▶ Task to complete
Please give the count of lines below that include "JSON" and leave out everything else.

------ Entries supplied ------

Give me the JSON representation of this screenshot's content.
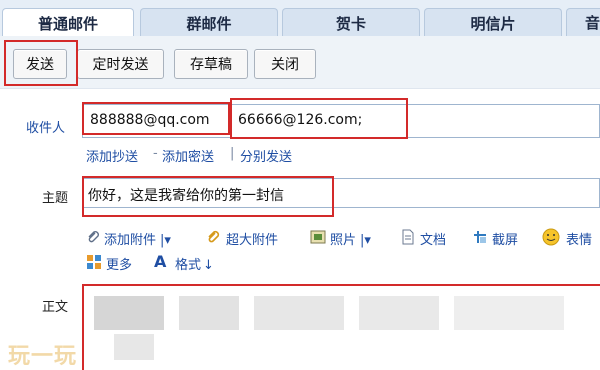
{
  "tabs": [
    {
      "label": "普通邮件",
      "active": true
    },
    {
      "label": "群邮件"
    },
    {
      "label": "贺卡"
    },
    {
      "label": "明信片"
    },
    {
      "label": "音"
    }
  ],
  "toolbar": {
    "send": "发送",
    "schedule": "定时发送",
    "draft": "存草稿",
    "close": "关闭"
  },
  "recipient": {
    "label": "收件人",
    "addr1": "888888@qq.com",
    "addr2": "66666@126.com;"
  },
  "links": {
    "cc": "添加抄送",
    "bcc": "添加密送",
    "separate": "分别发送",
    "dash": "-",
    "bar": "|"
  },
  "subject": {
    "label": "主题",
    "value": "你好，这是我寄给你的第一封信"
  },
  "attachments": {
    "add": "添加附件",
    "big": "超大附件",
    "photo": "照片",
    "doc": "文档",
    "screenshot": "截屏",
    "emoji": "表情",
    "more": "更多",
    "format": "格式"
  },
  "body": {
    "label": "正文"
  },
  "watermark": "玩一玩",
  "colors": {
    "highlight": "#d32a2a",
    "link": "#1f4ea3"
  }
}
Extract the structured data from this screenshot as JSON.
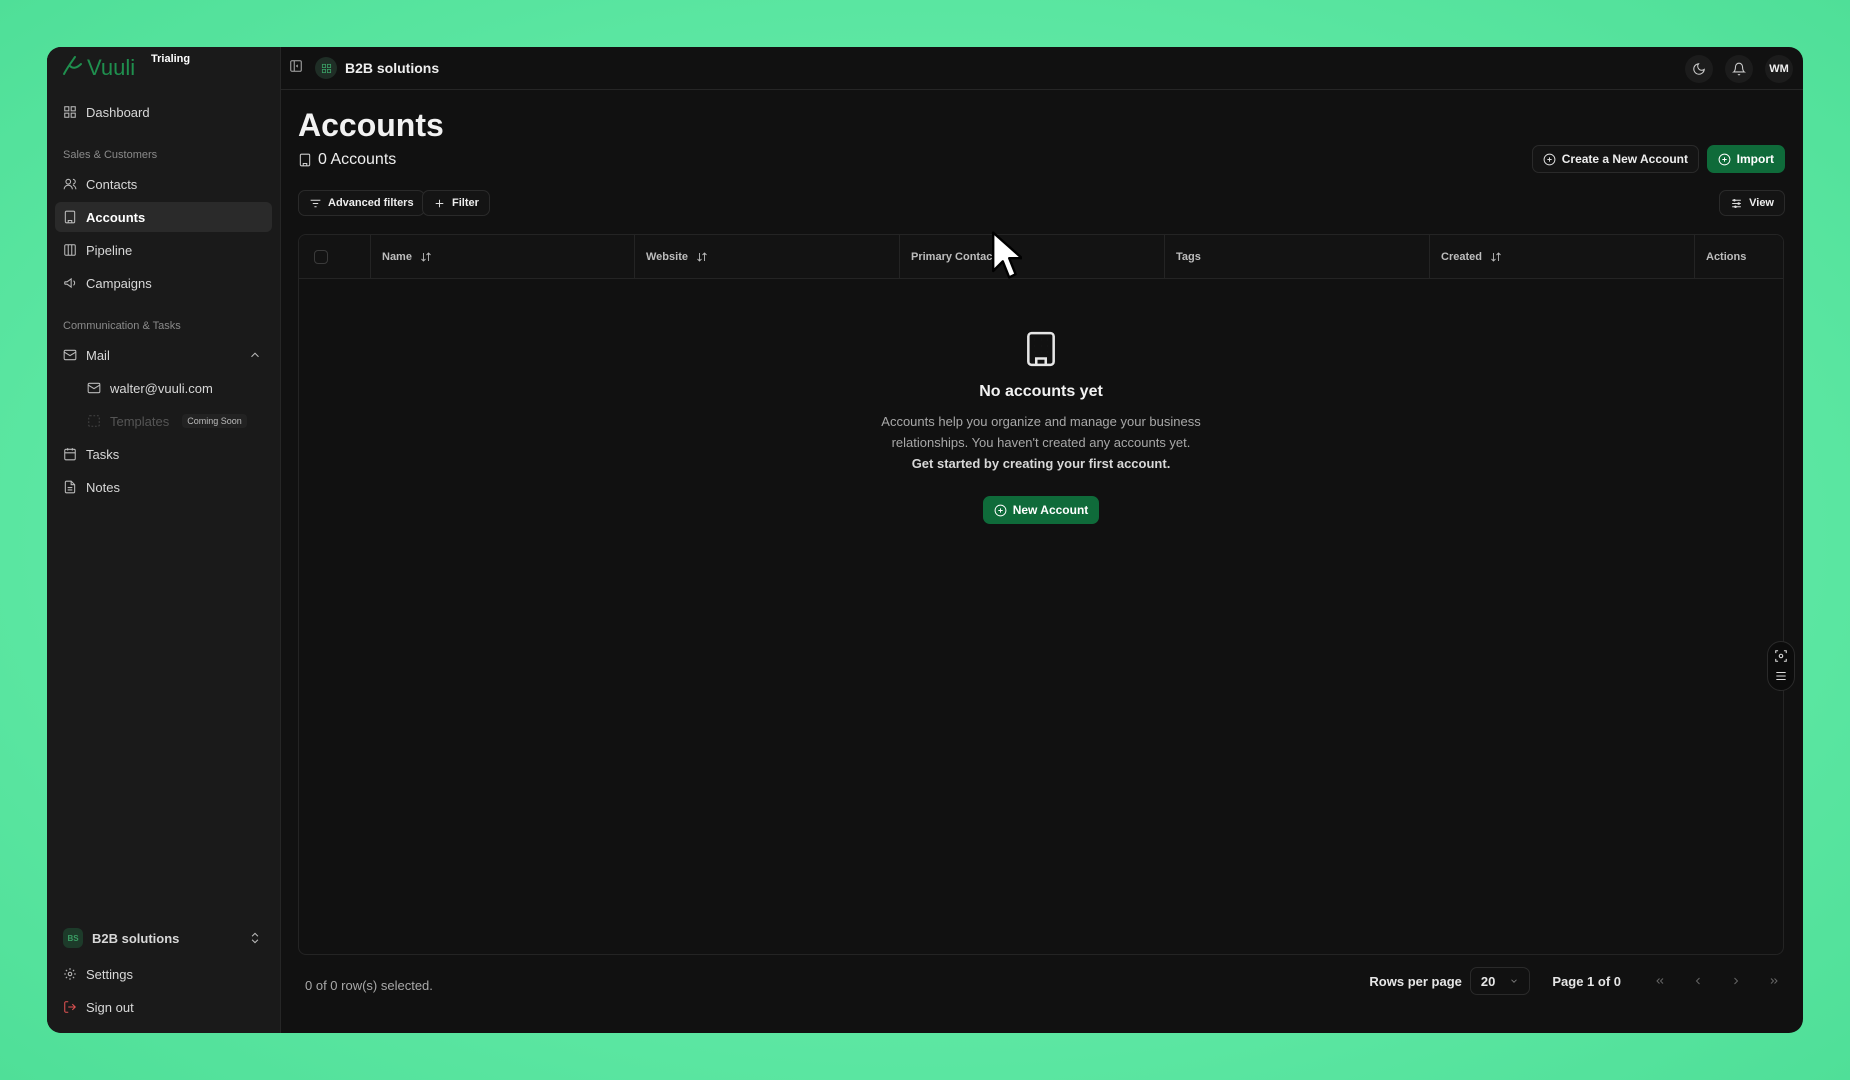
{
  "brand": {
    "name": "Vuuli",
    "badge": "Trialing"
  },
  "sidebar": {
    "top_items": [
      {
        "label": "Dashboard",
        "icon": "dashboard-icon"
      }
    ],
    "sections": [
      {
        "label": "Sales & Customers",
        "items": [
          {
            "label": "Contacts",
            "icon": "contacts-icon"
          },
          {
            "label": "Accounts",
            "icon": "accounts-icon",
            "active": true
          },
          {
            "label": "Pipeline",
            "icon": "pipeline-icon"
          },
          {
            "label": "Campaigns",
            "icon": "megaphone-icon"
          }
        ]
      },
      {
        "label": "Communication & Tasks",
        "items": [
          {
            "label": "Mail",
            "icon": "mail-icon",
            "expanded": true,
            "children": [
              {
                "label": "walter@vuuli.com",
                "icon": "mail-icon"
              },
              {
                "label": "Templates",
                "icon": "template-icon",
                "badge": "Coming Soon",
                "disabled": true
              }
            ]
          },
          {
            "label": "Tasks",
            "icon": "calendar-icon"
          },
          {
            "label": "Notes",
            "icon": "notes-icon"
          }
        ]
      }
    ],
    "bottom": {
      "org": {
        "initials": "BS",
        "name": "B2B solutions"
      },
      "settings": "Settings",
      "signout": "Sign out"
    }
  },
  "topbar": {
    "workspace": "B2B solutions",
    "avatar": "WM"
  },
  "page": {
    "title": "Accounts",
    "count_label": "0 Accounts",
    "create_button": "Create a New Account",
    "import_button": "Import",
    "advanced_filters": "Advanced filters",
    "filter": "Filter",
    "view": "View"
  },
  "table": {
    "columns": [
      "Name",
      "Website",
      "Primary Contact",
      "Tags",
      "Created",
      "Actions"
    ],
    "empty": {
      "title": "No accounts yet",
      "description": "Accounts help you organize and manage your business relationships. You haven't created any accounts yet.",
      "cta": "Get started by creating your first account.",
      "button": "New Account"
    }
  },
  "footer": {
    "selected": "0 of 0 row(s) selected.",
    "rows_per_page_label": "Rows per page",
    "rows_per_page": "20",
    "page_info": "Page 1 of 0"
  },
  "colors": {
    "accent": "#0f6b3a",
    "background": "#111111",
    "sidebar": "#1a1a1a",
    "danger": "#e05252"
  }
}
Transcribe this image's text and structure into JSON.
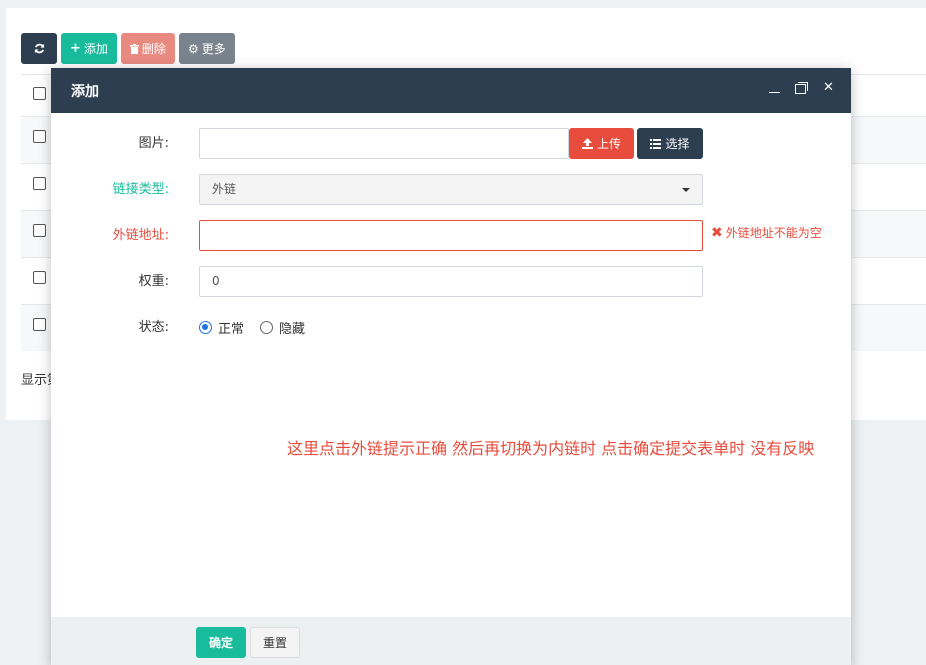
{
  "toolbar": {
    "refresh_icon": "refresh-icon",
    "add_label": "添加",
    "delete_label": "删除",
    "more_label": "更多",
    "colors": {
      "dark": "#2c3e50",
      "success": "#18bc9c",
      "danger": "#e88a80",
      "gray": "#78838d"
    }
  },
  "background_footer": "显示第",
  "modal": {
    "title": "添加",
    "fields": {
      "image": {
        "label": "图片:",
        "value": "",
        "upload_label": "上传",
        "choose_label": "选择"
      },
      "link_type": {
        "label": "链接类型:",
        "selected": "外链"
      },
      "link_url": {
        "label": "外链地址:",
        "value": "",
        "error": "外链地址不能为空"
      },
      "weight": {
        "label": "权重:",
        "value": "0"
      },
      "status": {
        "label": "状态:",
        "options": [
          "正常",
          "隐藏"
        ],
        "selected": "正常"
      }
    },
    "note": "这里点击外链提示正确 然后再切换为内链时  点击确定提交表单时 没有反映",
    "footer": {
      "ok_label": "确定",
      "reset_label": "重置"
    }
  }
}
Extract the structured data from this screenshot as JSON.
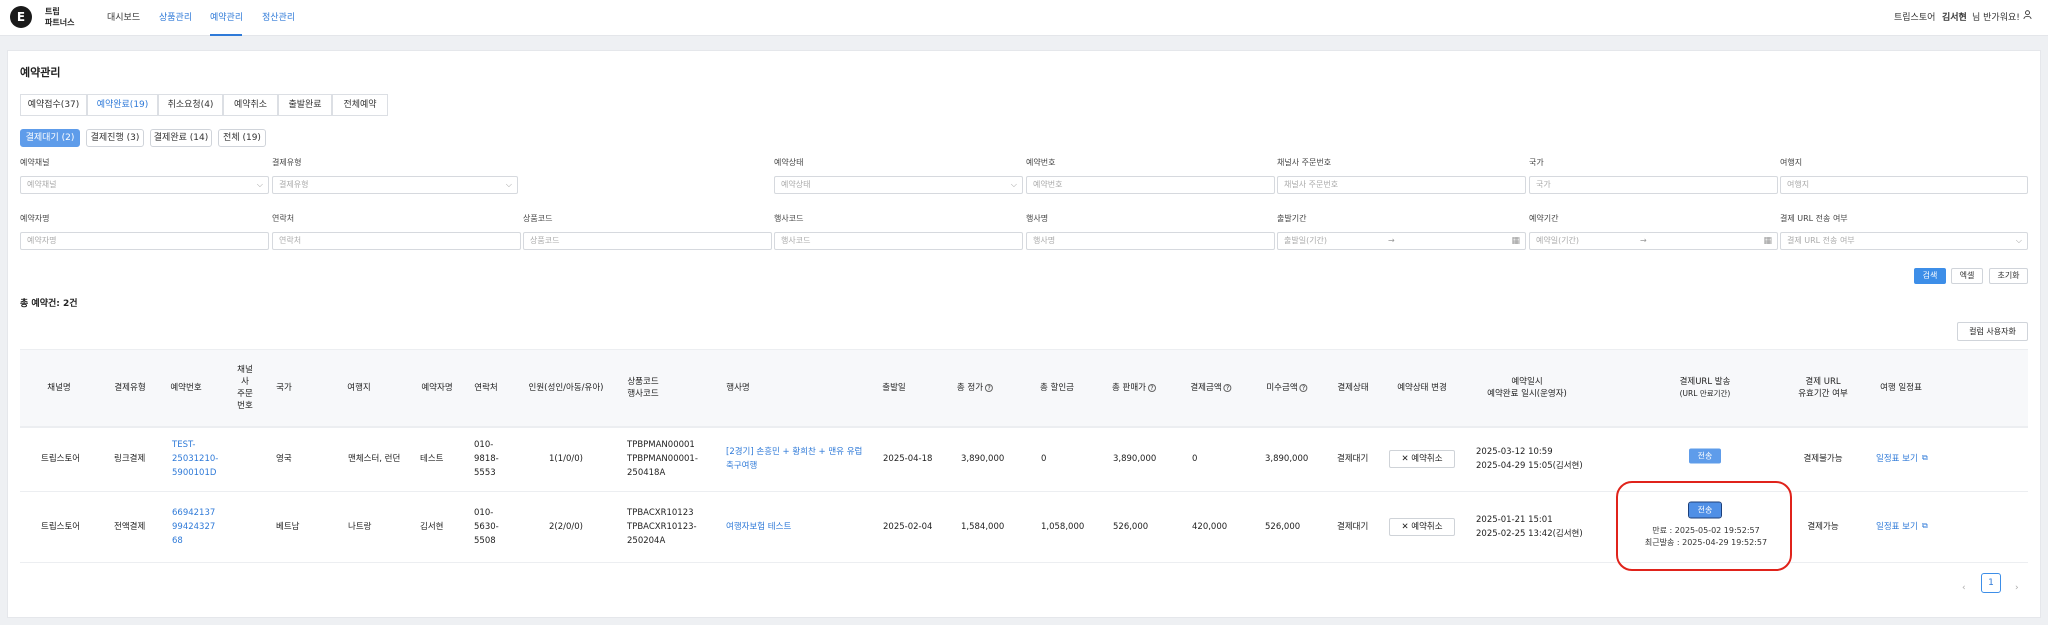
{
  "header": {
    "logo_letter": "E",
    "brand_line1": "트립",
    "brand_line2": "파트너스",
    "nav": [
      "대시보드",
      "상품관리",
      "예약관리",
      "정산관리"
    ],
    "store": "트립스토어",
    "user": "김서현",
    "greeting": "님 반가워요!"
  },
  "page": {
    "title": "예약관리",
    "tabs": [
      "예약접수(37)",
      "예약완료(19)",
      "취소요청(4)",
      "예약취소",
      "출발완료",
      "전체예약"
    ],
    "chips": [
      "결제대기 (2)",
      "결제진행 (3)",
      "결제완료 (14)",
      "전체 (19)"
    ]
  },
  "filters": {
    "row1": [
      {
        "label": "예약채널",
        "placeholder": "예약채널"
      },
      {
        "label": "결제유형",
        "placeholder": "결제유형"
      },
      {
        "label": "예약상태",
        "placeholder": "예약상태"
      },
      {
        "label": "예약번호",
        "placeholder": "예약번호"
      },
      {
        "label": "채널사 주문번호",
        "placeholder": "채널사 주문번호"
      },
      {
        "label": "국가",
        "placeholder": "국가"
      },
      {
        "label": "여행지",
        "placeholder": "여행지"
      }
    ],
    "row2": [
      {
        "label": "예약자명",
        "placeholder": "예약자명"
      },
      {
        "label": "연락처",
        "placeholder": "연락처"
      },
      {
        "label": "상품코드",
        "placeholder": "상품코드"
      },
      {
        "label": "행사코드",
        "placeholder": "행사코드"
      },
      {
        "label": "행사명",
        "placeholder": "행사명"
      },
      {
        "label": "출발기간",
        "placeholder": "출발일(기간)"
      },
      {
        "label": "예약기간",
        "placeholder": "예약일(기간)"
      },
      {
        "label": "결제 URL 전송 여부",
        "placeholder": "결제 URL 전송 여부"
      }
    ],
    "range_arrow": "→",
    "buttons": {
      "search": "검색",
      "excel": "엑셀",
      "reset": "초기화"
    }
  },
  "summary": {
    "total": "총 예약건: 2건",
    "column_settings": "컬럼 사용자화"
  },
  "table": {
    "headers": {
      "channel": "채널명",
      "paytype": "결제유형",
      "resno": "예약번호",
      "chno": "채널\n사\n주문\n번호",
      "country": "국가",
      "dest": "여행지",
      "name": "예약자명",
      "phone": "연락처",
      "people": "인원(성인/아동/유아)",
      "codes": "상품코드\n행사코드",
      "event": "행사명",
      "depart": "출발일",
      "price": "총 정가",
      "discount": "총 할인금",
      "sale": "총 판매가",
      "paid": "결제금액",
      "unpaid": "미수금액",
      "paystatus": "결제상태",
      "change": "예약상태 변경",
      "dates": "예약일시\n예약완료 일시(운영자)",
      "payurl": "결제URL 발송",
      "payurl_sub": "(URL 만료기간)",
      "urlvalid": "결제 URL\n유효기간 여부",
      "itinerary": "여행 일정표"
    },
    "rows": [
      {
        "channel": "트립스토어",
        "paytype": "링크결제",
        "resno": "TEST-\n25031210-\n5900101D",
        "country": "영국",
        "dest": "맨체스터, 런던",
        "name": "테스트",
        "phone": "010-\n9818-\n5553",
        "people": "1(1/0/0)",
        "codes": "TPBPMAN00001\nTPBPMAN00001-\n250418A",
        "event": "[2경기] 손흥민 + 황희찬 + 맨유 유럽\n축구여행",
        "depart": "2025-04-18",
        "price": "3,890,000",
        "discount": "0",
        "sale": "3,890,000",
        "paid": "0",
        "unpaid": "3,890,000",
        "paystatus": "결제대기",
        "cancel": "예약취소",
        "dates": "2025-03-12 10:59\n2025-04-29 15:05(김서현)",
        "send": "전송",
        "urlvalid": "결제불가능",
        "itinerary": "일정표 보기"
      },
      {
        "channel": "트립스토어",
        "paytype": "전액결제",
        "resno": "66942137\n99424327\n68",
        "country": "베트남",
        "dest": "나트랑",
        "name": "김서현",
        "phone": "010-\n5630-\n5508",
        "people": "2(2/0/0)",
        "codes": "TPBACXR10123\nTPBACXR10123-\n250204A",
        "event": "여행자보험 테스트",
        "depart": "2025-02-04",
        "price": "1,584,000",
        "discount": "1,058,000",
        "sale": "526,000",
        "paid": "420,000",
        "unpaid": "526,000",
        "paystatus": "결제대기",
        "cancel": "예약취소",
        "dates": "2025-01-21 15:01\n2025-02-25 13:42(김서현)",
        "send": "전송",
        "expire": "만료 : 2025-05-02 19:52:57",
        "resend": "최근발송 : 2025-04-29 19:52:57",
        "urlvalid": "결제가능",
        "itinerary": "일정표 보기"
      }
    ]
  },
  "pagination": {
    "prev": "‹",
    "page": "1",
    "next": "›"
  },
  "colors": {
    "accent": "#2f7ad8",
    "primary_btn": "#3d8ee8",
    "highlight": "#e0231b"
  }
}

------

▶ Output of the task
4